STATCAST – Week of March 18, 2019

New Data on Strategies Used to Reduce Prescription Drug Costs and Drug Overdose Deaths Involving Fentanyl


Two new reports this week from CDC’s National Center for Health Statistics focus on the topic of drugs – but from two very different angles.

On March 19, NCHS released a new analysis looking at what kind of strategies people use to reduce their prescription drug costs. These strategies were most often practiced among people who were without health insurance. The data, which come from the National Health Interview Survey, show that one-third of adults ages 18-64 without health insurance did not take their medication as prescribed. The report also found that nearly 40% of adults without health insurance asked their doctor for a lower cost medication. Another 14% turned to alternative therapies to reduce their prescription drug costs.

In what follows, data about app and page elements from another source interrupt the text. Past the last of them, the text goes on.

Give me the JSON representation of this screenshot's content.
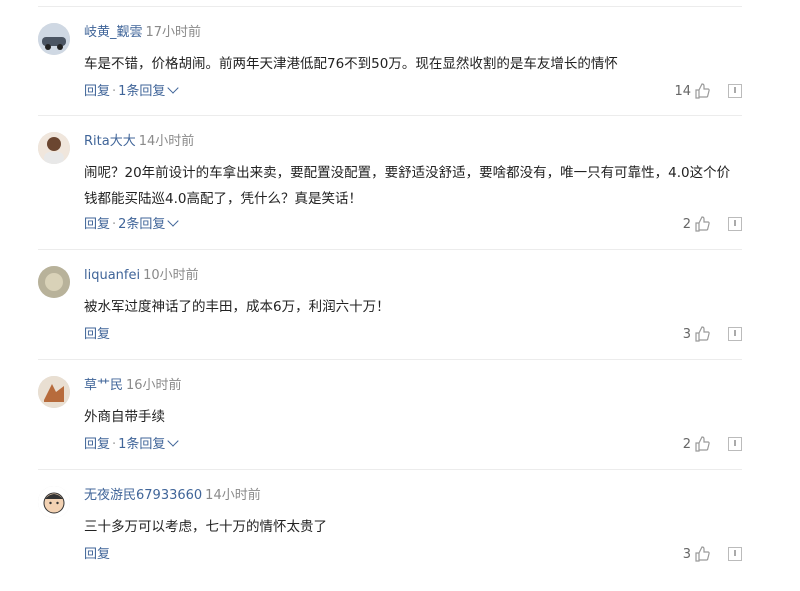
{
  "comments": [
    {
      "user": "岐黄_觐雲",
      "time": "17小时前",
      "text": "车是不错，价格胡闹。前两年天津港低配76不到50万。现在显然收割的是车友增长的情怀",
      "reply": "回复",
      "sep": "·",
      "replies": "1条回复",
      "likes": "14"
    },
    {
      "user": "Rita大大",
      "time": "14小时前",
      "text": "闹呢？20年前设计的车拿出来卖，要配置没配置，要舒适没舒适，要啥都没有，唯一只有可靠性，4.0这个价钱都能买陆巡4.0高配了，凭什么？真是笑话！",
      "reply": "回复",
      "sep": "·",
      "replies": "2条回复",
      "likes": "2"
    },
    {
      "user": "liquanfei",
      "time": "10小时前",
      "text": "被水军过度神话了的丰田，成本6万，利润六十万！",
      "reply": "回复",
      "sep": "",
      "replies": "",
      "likes": "3"
    },
    {
      "user": "草艹民",
      "time": "16小时前",
      "text": "外商自带手续",
      "reply": "回复",
      "sep": "·",
      "replies": "1条回复",
      "likes": "2"
    },
    {
      "user": "无夜游民67933660",
      "time": "14小时前",
      "text": "三十多万可以考虑，七十万的情怀太贵了",
      "reply": "回复",
      "sep": "",
      "replies": "",
      "likes": "3"
    }
  ],
  "icons": {
    "like": "thumbs-up-icon",
    "report": "report-icon",
    "expand": "chevron-down-icon"
  },
  "colors": {
    "link": "#406599",
    "time": "#8a8a8a",
    "divider": "#ececec"
  }
}
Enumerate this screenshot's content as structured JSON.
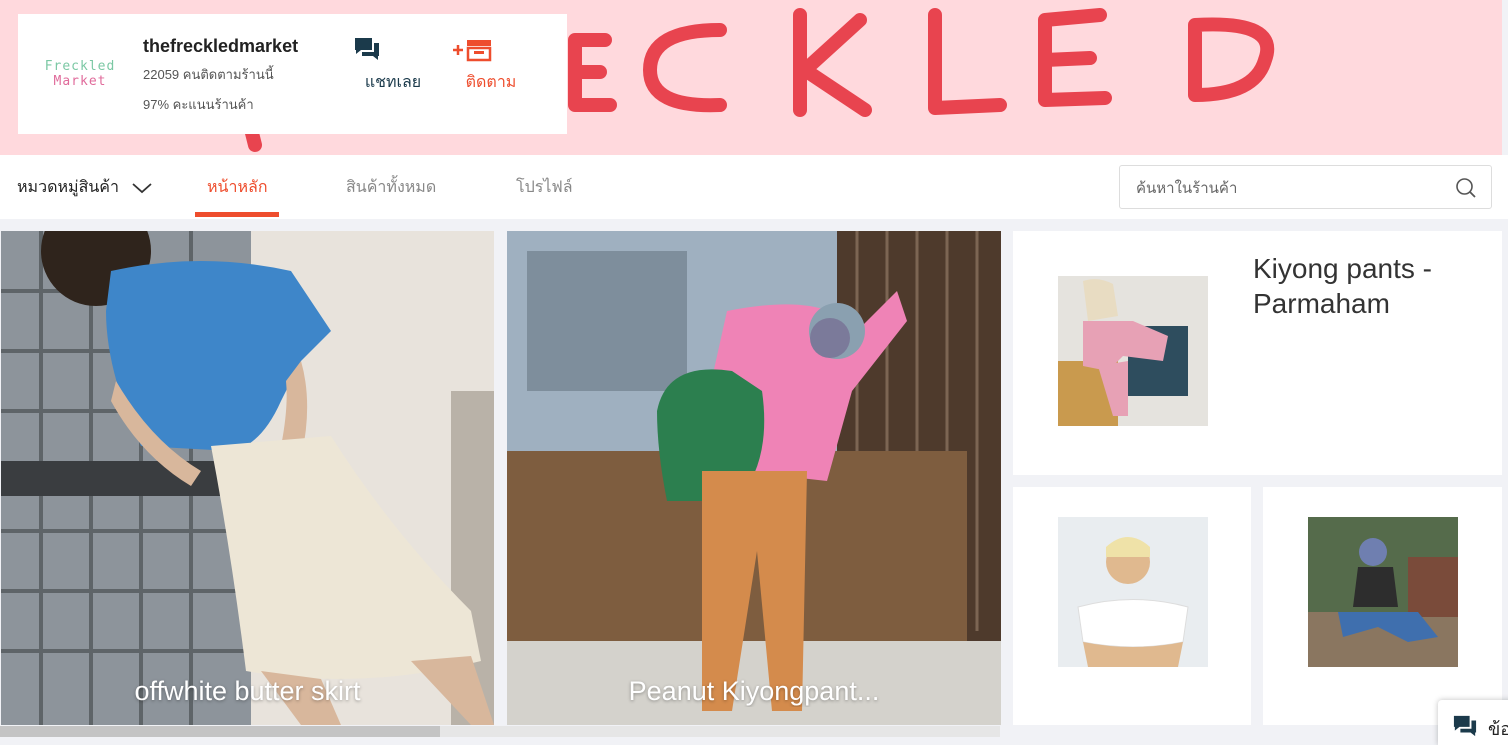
{
  "banner": {
    "bg_text": "ECKLED",
    "bg_color": "#ffd9dd",
    "text_color": "#e8444f"
  },
  "shop": {
    "logo_line1": "Freckled",
    "logo_line2": "Market",
    "name": "thefreckledmarket",
    "followers": "22059 คนติดตามร้านนี้",
    "rating": "97% คะแนนร้านค้า",
    "chat_label": "แชทเลย",
    "chat_icon": "chat-bubbles-icon",
    "follow_label": "ติดตาม",
    "follow_icon": "plus-store-icon"
  },
  "nav": {
    "category_label": "หมวดหมู่สินค้า",
    "tabs": [
      {
        "label": "หน้าหลัก",
        "active": true
      },
      {
        "label": "สินค้าทั้งหมด",
        "active": false
      },
      {
        "label": "โปรไฟล์",
        "active": false
      }
    ],
    "search_placeholder": "ค้นหาในร้านค้า",
    "accent": "#ee4d2d"
  },
  "products": {
    "tile1_caption": "offwhite butter skirt",
    "tile2_caption": "Peanut Kiyongpant...",
    "featured_title": "Kiyong pants - Parmaham"
  },
  "chat_widget": {
    "label": "ข้อ"
  }
}
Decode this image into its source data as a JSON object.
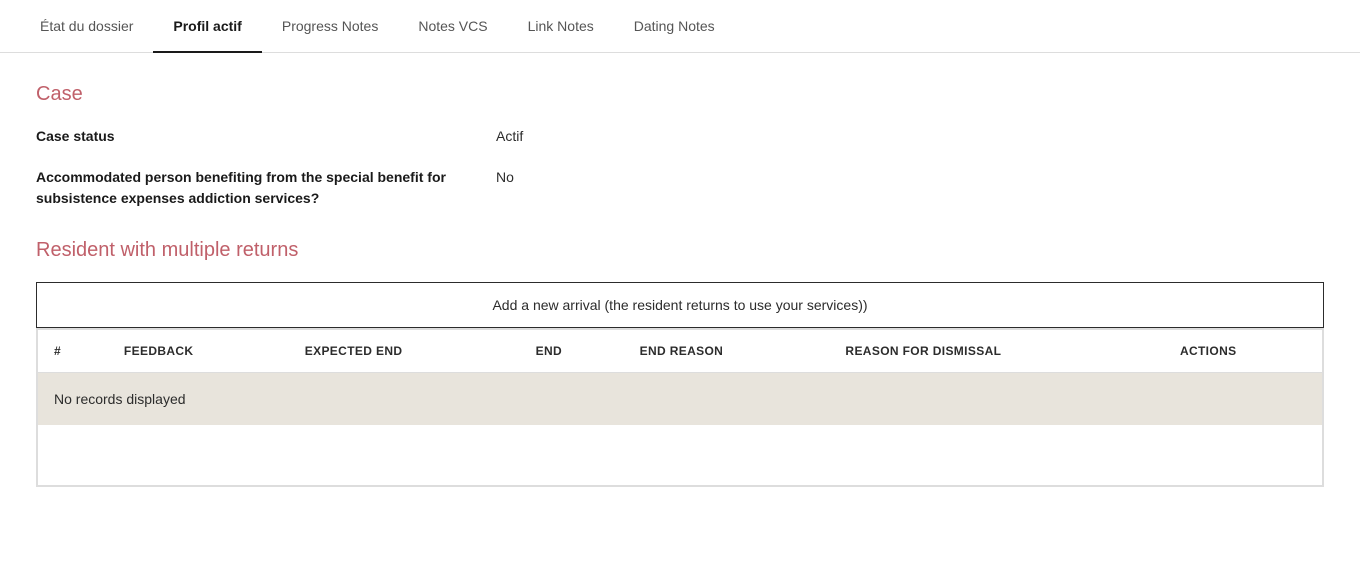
{
  "tabs": [
    {
      "id": "etat",
      "label": "État du dossier",
      "active": false
    },
    {
      "id": "profil",
      "label": "Profil actif",
      "active": true
    },
    {
      "id": "progress",
      "label": "Progress Notes",
      "active": false
    },
    {
      "id": "notes-vcs",
      "label": "Notes VCS",
      "active": false
    },
    {
      "id": "link-notes",
      "label": "Link Notes",
      "active": false
    },
    {
      "id": "dating-notes",
      "label": "Dating Notes",
      "active": false
    }
  ],
  "case_section": {
    "heading": "Case",
    "fields": [
      {
        "label": "Case status",
        "value": "Actif"
      },
      {
        "label": "Accommodated person benefiting from the special benefit for subsistence expenses addiction services?",
        "value": "No"
      }
    ]
  },
  "resident_section": {
    "heading": "Resident with multiple returns",
    "add_button_label": "Add a new arrival (the resident returns to use your services))",
    "table": {
      "columns": [
        {
          "key": "num",
          "label": "#"
        },
        {
          "key": "feedback",
          "label": "FEEDBACK"
        },
        {
          "key": "expected_end",
          "label": "EXPECTED END"
        },
        {
          "key": "end",
          "label": "END"
        },
        {
          "key": "end_reason",
          "label": "END REASON"
        },
        {
          "key": "dismissal",
          "label": "REASON FOR DISMISSAL"
        },
        {
          "key": "actions",
          "label": "ACTIONS"
        }
      ],
      "no_records_text": "No records displayed",
      "rows": []
    }
  }
}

The second report released this week, on March 21, focuses on what is now one of the biggest public health crises in the country: overdose deaths from the illicit drug fentanyl. Researchers at NCHS used a unique analysis in which they examined the written description or “literal text” on the death certificates to learn specifically what drugs were responsible for the overdose.

The report found that the number of deaths from overdoses involving fentanyl was more than 11 times higher in 2016 than in 2011. The number of fentanyl deaths was stable in 2011 and 2012 at over 1,600 deaths, and then began to increase in 2013, rising to over 18,000 deaths in 2016. More recent provisional data from NCHS on deaths from fentanyl and other synthetic opioids not including methadone, show the number of deaths to be approximately 30,000.

Both reports can be found on-line at: